The hedonic scale functions like an instrument that turns subjective sensory experiences into objective measurements. By assigning a tangible measurement, you obtain actionable data to help you modify and improve your formulations.  

So, what attributes are being measured? Our analysts assign a score of 1-5 for the following, depending on the product being tested: 

  • Appearance 
  • Color 
  • Odor 
  • Purge (if applicable) 
  • Texture  
  • Package Integrity 
  • pH
  • Headspace Analysis (Carbon Dioxide, Oxygen) 

What's an Example of How Organoleptic Testing is Used? 

Organoleptic testing is a cost-effective tool for product development and even competitive market analysis. 

Product Development: 

Use organoleptic test data to fine-tune new formulations. A manufacturer of meat products might use it to ensure a shelf-stable product retains its texture, flavor, and freshness over time, critical for defining shelf-life and meeting consumer requirements. 

Market Analysis: 

For competitive benchmarking, a beverage company might use organoleptic testing to compare its new flavored water with rivals, assessing taste, aroma, and mouthfeel to identify how it can outperform others in the market. 

How Much Does Organoleptic Testing Cost? 

The cost of organoleptic testing is modest compared to the value it adds.  

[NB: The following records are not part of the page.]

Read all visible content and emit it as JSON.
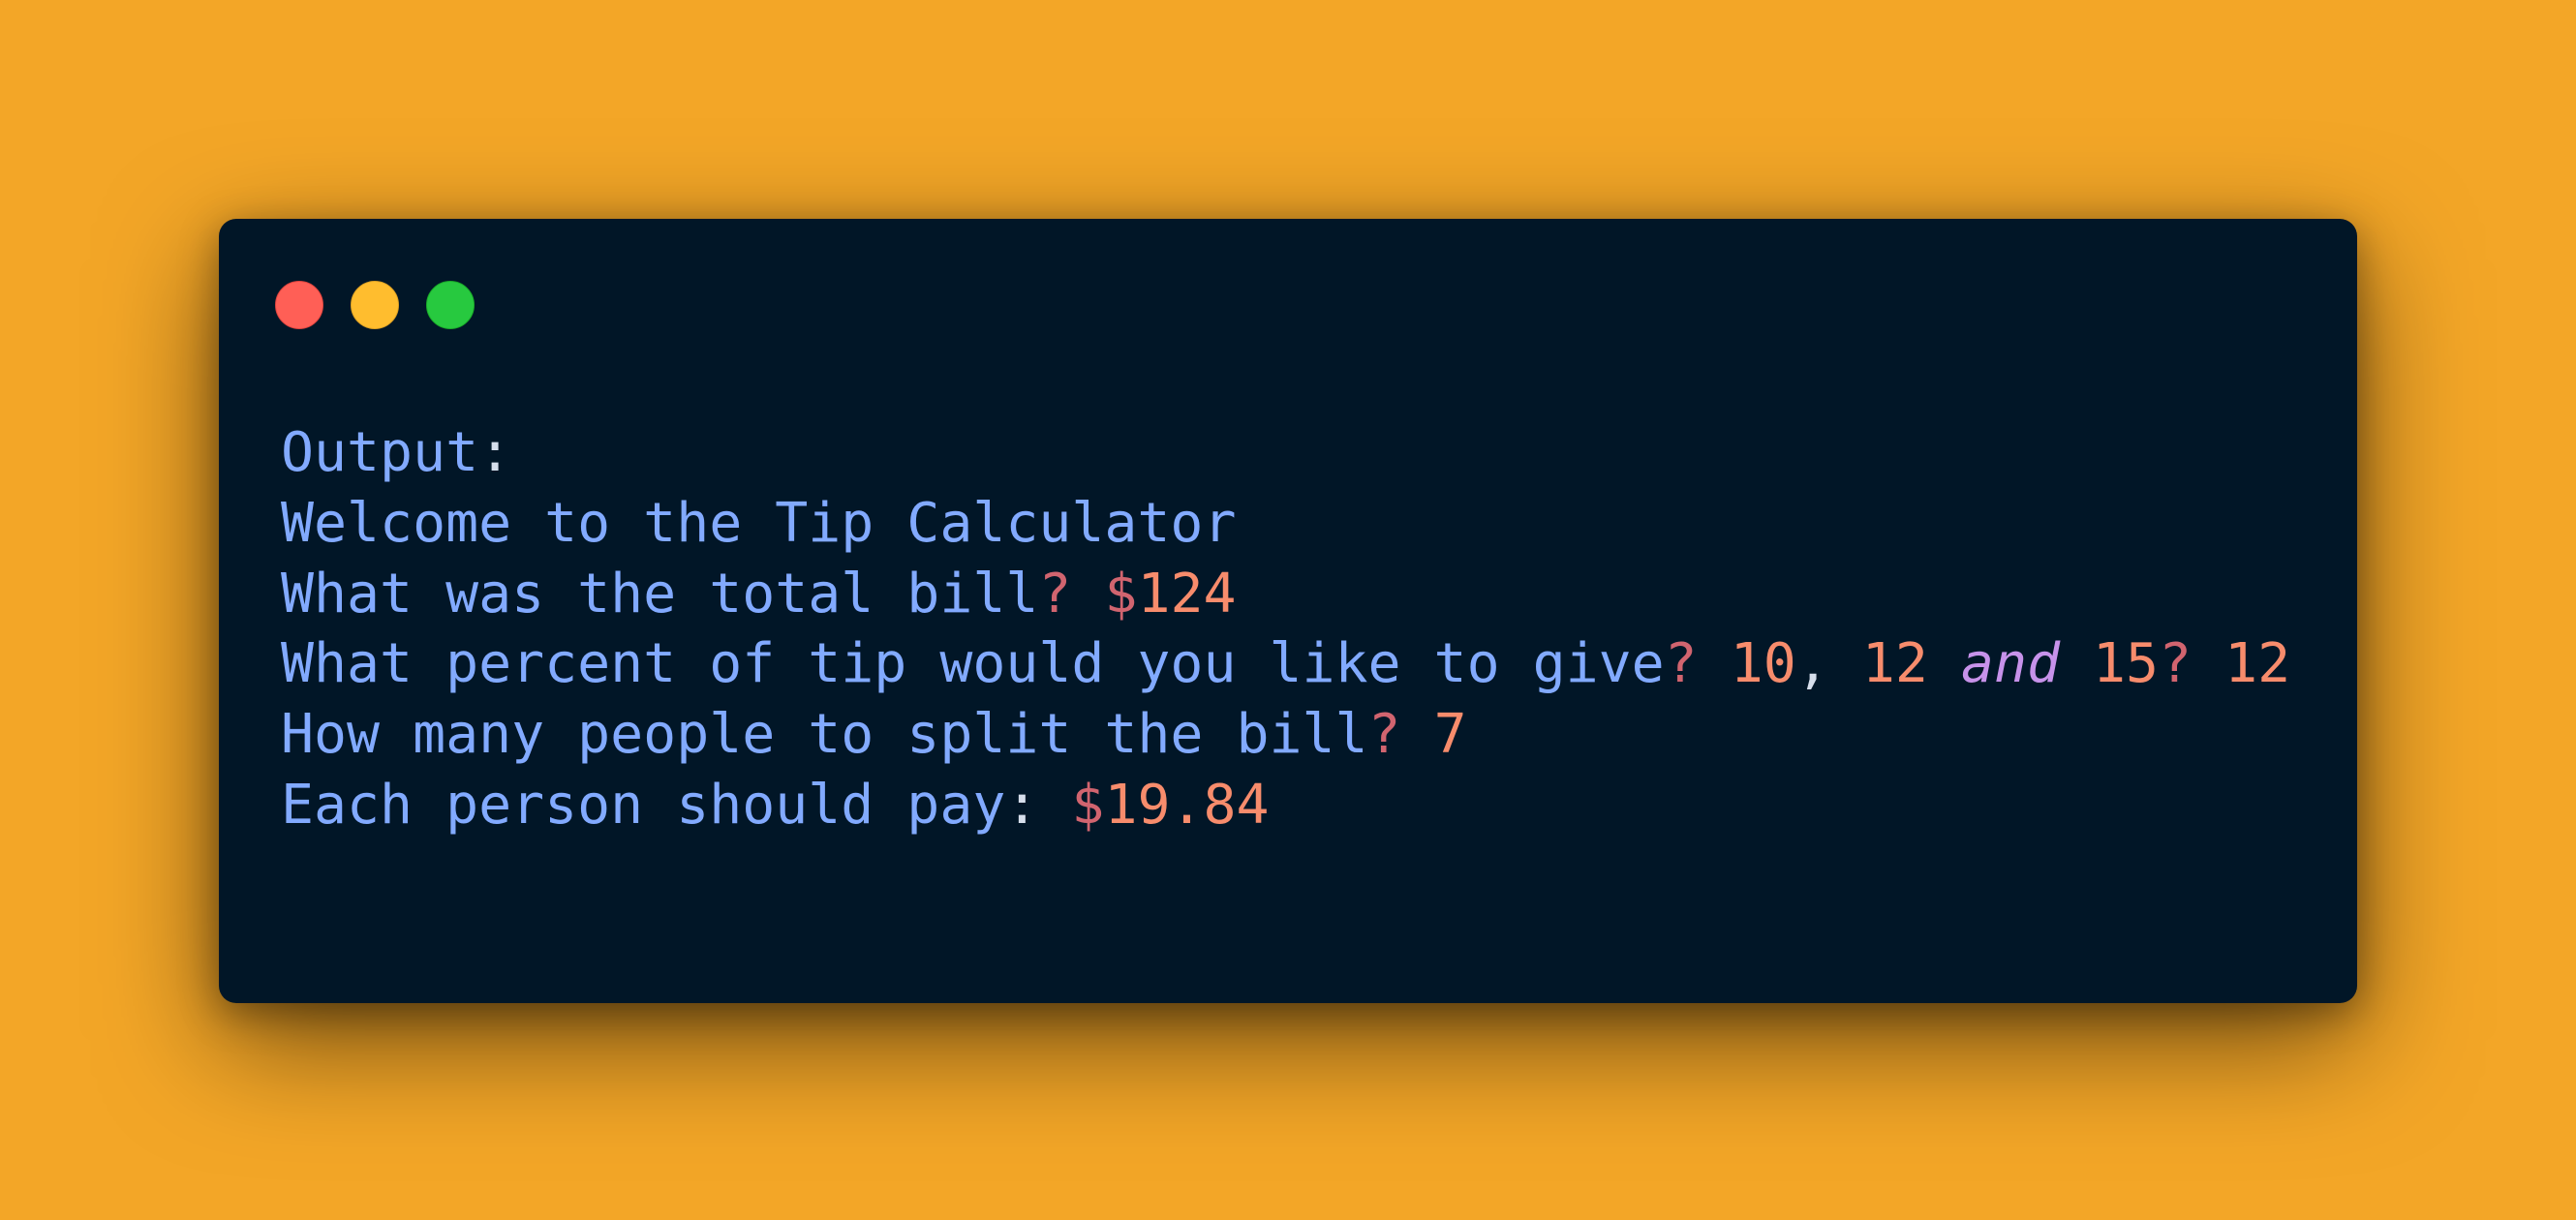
{
  "window": {
    "controls": {
      "close_color": "#ff5f56",
      "minimize_color": "#ffbd2e",
      "zoom_color": "#27c93f"
    }
  },
  "terminal": {
    "line1": {
      "text": "Output",
      "colon": ":"
    },
    "line2": {
      "text": "Welcome to the Tip Calculator"
    },
    "line3": {
      "text": "What was the total bill",
      "q": "?",
      "dollar": "$",
      "value": "124"
    },
    "line4": {
      "text": "What percent of tip would you like to give",
      "q1": "?",
      "v1": "10",
      "comma": ",",
      "v2": "12",
      "and": "and",
      "v3": "15",
      "q2": "?",
      "answer": "12"
    },
    "line5": {
      "text": "How many people to split the bill",
      "q": "?",
      "value": "7"
    },
    "line6": {
      "text": "Each person should pay",
      "colon": ":",
      "dollar": "$",
      "value": "19.84"
    }
  },
  "colors": {
    "background": "#f3a627",
    "window": "#011627",
    "text": "#82aaff",
    "punctuation": "#d1646f",
    "number": "#f78c6c",
    "keyword": "#c792ea"
  }
}
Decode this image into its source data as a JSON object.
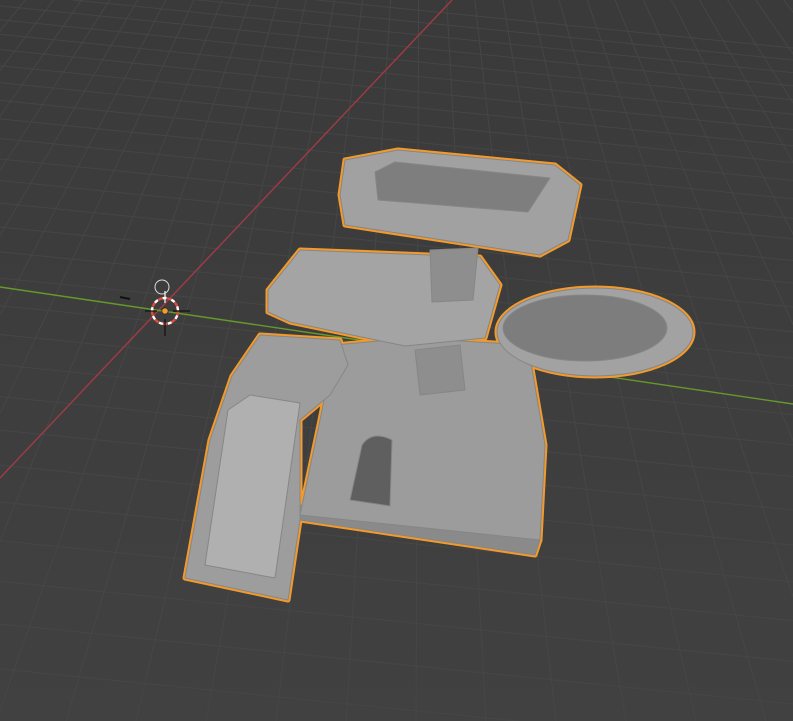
{
  "viewport": {
    "view": "3D Viewport",
    "shading": "solid",
    "background_color": "#3d3d3d",
    "grid_line_color": "#474747",
    "x_axis_color": "#a13a48",
    "y_axis_color": "#66992a"
  },
  "scene_object": {
    "type": "cat-tree-mesh",
    "mesh_color": "#9a9a9a",
    "selected": true,
    "selection_outline_color": "#f39a2b"
  },
  "cursor_3d": {
    "icon": "3d-cursor-icon",
    "colors": [
      "#e04b3a",
      "#ffffff"
    ]
  },
  "object_origin": {
    "icon": "origin-dot-icon",
    "color": "#f39a2b"
  }
}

At Certified Laboratories, the price for organoleptic testing is under $60, offering a cost-effective solution for quality assurance. In comparison, a basic decomposition test is priced around $20. Contact us for current pricing and a quote.  

Is Organoleptic Testing Worth the Time and Cost? 

Imagine if the manufacturer of the shrimp product mentioned in the opening of this article hadn’t done an organoleptic analysis of their product. They may have shipped thousands of packages to retailers across the country – only to have the product quickly go stale and decompose. Who knows how much they would have spent discarding the product?   

Conducting a few relatively inexpensive organoleptic tests on their product revealed a flaw in the packaging that helped them avoid untold expenses and brand damage. Not a bad return on an investment of under $60.   

Organoleptic testing is another vital tool in your quality program to complement microbiology and chemistry testing.  

Topics: Food and Beverage, organoleptic